__What you will do__. Leave out each picture. Repeat everything else in the records exactly.

__Data__.
------

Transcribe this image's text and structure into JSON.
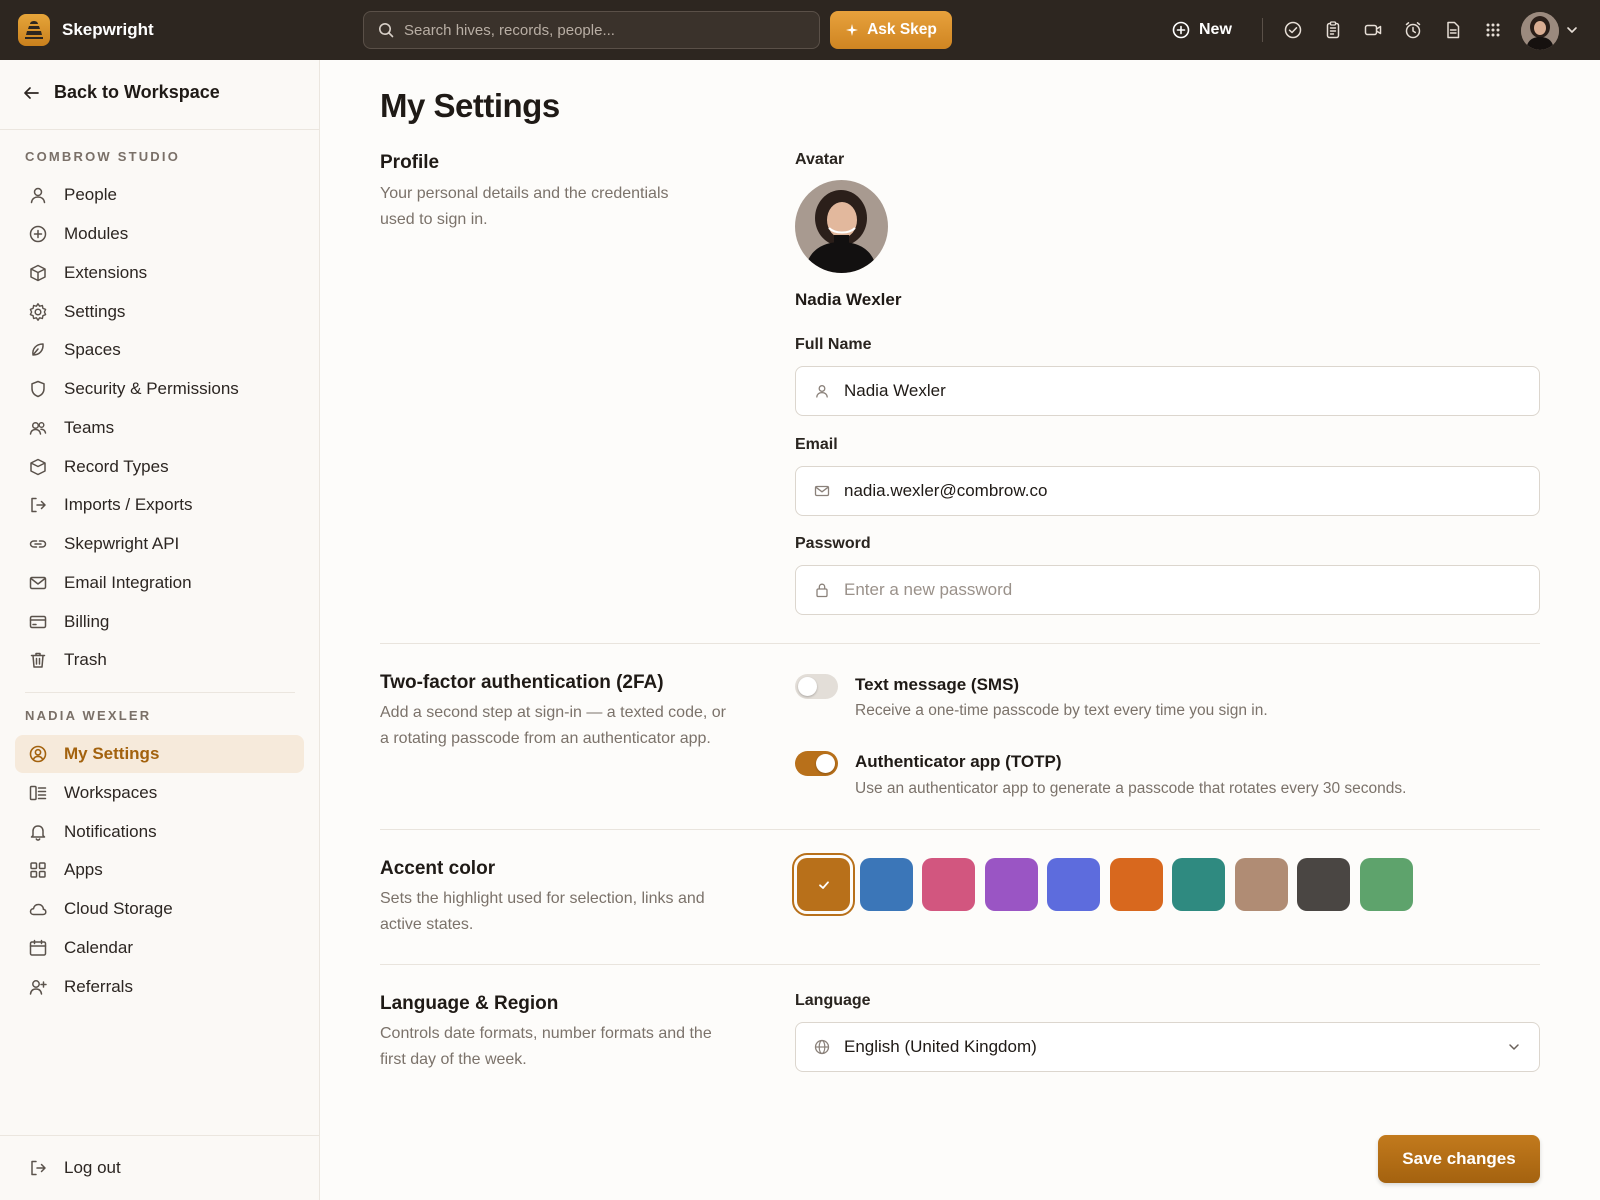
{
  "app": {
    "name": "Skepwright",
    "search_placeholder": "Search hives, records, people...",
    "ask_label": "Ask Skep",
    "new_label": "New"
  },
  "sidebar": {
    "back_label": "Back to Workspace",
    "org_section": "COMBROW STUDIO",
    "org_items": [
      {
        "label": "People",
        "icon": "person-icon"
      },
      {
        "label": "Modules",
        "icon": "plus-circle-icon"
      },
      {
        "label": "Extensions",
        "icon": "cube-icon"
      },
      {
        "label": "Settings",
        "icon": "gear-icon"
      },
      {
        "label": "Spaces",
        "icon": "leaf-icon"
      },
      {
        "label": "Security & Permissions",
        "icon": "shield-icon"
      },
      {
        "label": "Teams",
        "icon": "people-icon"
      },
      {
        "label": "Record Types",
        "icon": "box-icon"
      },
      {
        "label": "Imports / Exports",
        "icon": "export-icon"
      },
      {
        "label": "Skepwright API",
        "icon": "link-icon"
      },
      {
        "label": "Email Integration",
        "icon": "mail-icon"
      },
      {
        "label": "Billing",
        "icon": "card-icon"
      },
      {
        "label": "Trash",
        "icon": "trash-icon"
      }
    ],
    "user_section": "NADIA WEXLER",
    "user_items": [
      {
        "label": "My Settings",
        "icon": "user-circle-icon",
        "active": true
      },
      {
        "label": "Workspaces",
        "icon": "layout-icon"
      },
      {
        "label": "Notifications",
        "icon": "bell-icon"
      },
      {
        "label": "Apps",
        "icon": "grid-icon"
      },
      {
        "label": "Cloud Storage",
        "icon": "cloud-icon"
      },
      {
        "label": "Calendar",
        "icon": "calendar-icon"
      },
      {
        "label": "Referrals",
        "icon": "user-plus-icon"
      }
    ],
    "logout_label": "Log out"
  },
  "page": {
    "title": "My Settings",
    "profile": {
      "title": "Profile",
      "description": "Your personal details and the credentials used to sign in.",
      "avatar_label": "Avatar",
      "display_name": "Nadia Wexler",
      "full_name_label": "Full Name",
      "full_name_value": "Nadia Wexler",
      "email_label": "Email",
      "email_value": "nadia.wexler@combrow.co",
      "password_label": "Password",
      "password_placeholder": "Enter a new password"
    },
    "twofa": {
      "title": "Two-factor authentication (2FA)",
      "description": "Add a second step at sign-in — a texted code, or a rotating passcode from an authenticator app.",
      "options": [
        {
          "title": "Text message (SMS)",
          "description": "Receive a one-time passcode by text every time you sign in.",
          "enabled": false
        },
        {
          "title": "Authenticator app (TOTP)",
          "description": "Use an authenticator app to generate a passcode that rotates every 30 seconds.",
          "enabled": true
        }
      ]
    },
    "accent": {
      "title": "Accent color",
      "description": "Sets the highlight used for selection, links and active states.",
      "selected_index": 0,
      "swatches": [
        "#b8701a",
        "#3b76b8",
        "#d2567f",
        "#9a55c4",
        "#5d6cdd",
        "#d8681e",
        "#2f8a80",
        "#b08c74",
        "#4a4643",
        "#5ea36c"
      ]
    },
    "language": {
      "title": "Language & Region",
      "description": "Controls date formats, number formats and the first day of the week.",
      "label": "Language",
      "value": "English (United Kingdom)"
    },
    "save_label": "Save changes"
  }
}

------

__Expected output__.
Transcribe this image's text and structure into JSON.
{
  "app": {
    "name": "Skepwright",
    "search_placeholder": "Search hives, records, people...",
    "ask_label": "Ask Skep",
    "new_label": "New"
  },
  "sidebar": {
    "back_label": "Back to Workspace",
    "org_section": "COMBROW STUDIO",
    "org_items": [
      {
        "label": "People",
        "icon": "person-icon"
      },
      {
        "label": "Modules",
        "icon": "plus-circle-icon"
      },
      {
        "label": "Extensions",
        "icon": "cube-icon"
      },
      {
        "label": "Settings",
        "icon": "gear-icon"
      },
      {
        "label": "Spaces",
        "icon": "leaf-icon"
      },
      {
        "label": "Security & Permissions",
        "icon": "shield-icon"
      },
      {
        "label": "Teams",
        "icon": "people-icon"
      },
      {
        "label": "Record Types",
        "icon": "box-icon"
      },
      {
        "label": "Imports / Exports",
        "icon": "export-icon"
      },
      {
        "label": "Skepwright API",
        "icon": "link-icon"
      },
      {
        "label": "Email Integration",
        "icon": "mail-icon"
      },
      {
        "label": "Billing",
        "icon": "card-icon"
      },
      {
        "label": "Trash",
        "icon": "trash-icon"
      }
    ],
    "user_section": "NADIA WEXLER",
    "user_items": [
      {
        "label": "My Settings",
        "icon": "user-circle-icon",
        "active": true
      },
      {
        "label": "Workspaces",
        "icon": "layout-icon"
      },
      {
        "label": "Notifications",
        "icon": "bell-icon"
      },
      {
        "label": "Apps",
        "icon": "grid-icon"
      },
      {
        "label": "Cloud Storage",
        "icon": "cloud-icon"
      },
      {
        "label": "Calendar",
        "icon": "calendar-icon"
      },
      {
        "label": "Referrals",
        "icon": "user-plus-icon"
      }
    ],
    "logout_label": "Log out"
  },
  "page": {
    "title": "My Settings",
    "profile": {
      "title": "Profile",
      "description": "Your personal details and the credentials used to sign in.",
      "avatar_label": "Avatar",
      "display_name": "Nadia Wexler",
      "full_name_label": "Full Name",
      "full_name_value": "Nadia Wexler",
      "email_label": "Email",
      "email_value": "nadia.wexler@combrow.co",
      "password_label": "Password",
      "password_placeholder": "Enter a new password"
    },
    "twofa": {
      "title": "Two-factor authentication (2FA)",
      "description": "Add a second step at sign-in — a texted code, or a rotating passcode from an authenticator app.",
      "options": [
        {
          "title": "Text message (SMS)",
          "description": "Receive a one-time passcode by text every time you sign in.",
          "enabled": false
        },
        {
          "title": "Authenticator app (TOTP)",
          "description": "Use an authenticator app to generate a passcode that rotates every 30 seconds.",
          "enabled": true
        }
      ]
    },
    "accent": {
      "title": "Accent color",
      "description": "Sets the highlight used for selection, links and active states.",
      "selected_index": 0,
      "swatches": [
        "#b8701a",
        "#3b76b8",
        "#d2567f",
        "#9a55c4",
        "#5d6cdd",
        "#d8681e",
        "#2f8a80",
        "#b08c74",
        "#4a4643",
        "#5ea36c"
      ]
    },
    "language": {
      "title": "Language & Region",
      "description": "Controls date formats, number formats and the first day of the week.",
      "label": "Language",
      "value": "English (United Kingdom)"
    },
    "save_label": "Save changes"
  }
}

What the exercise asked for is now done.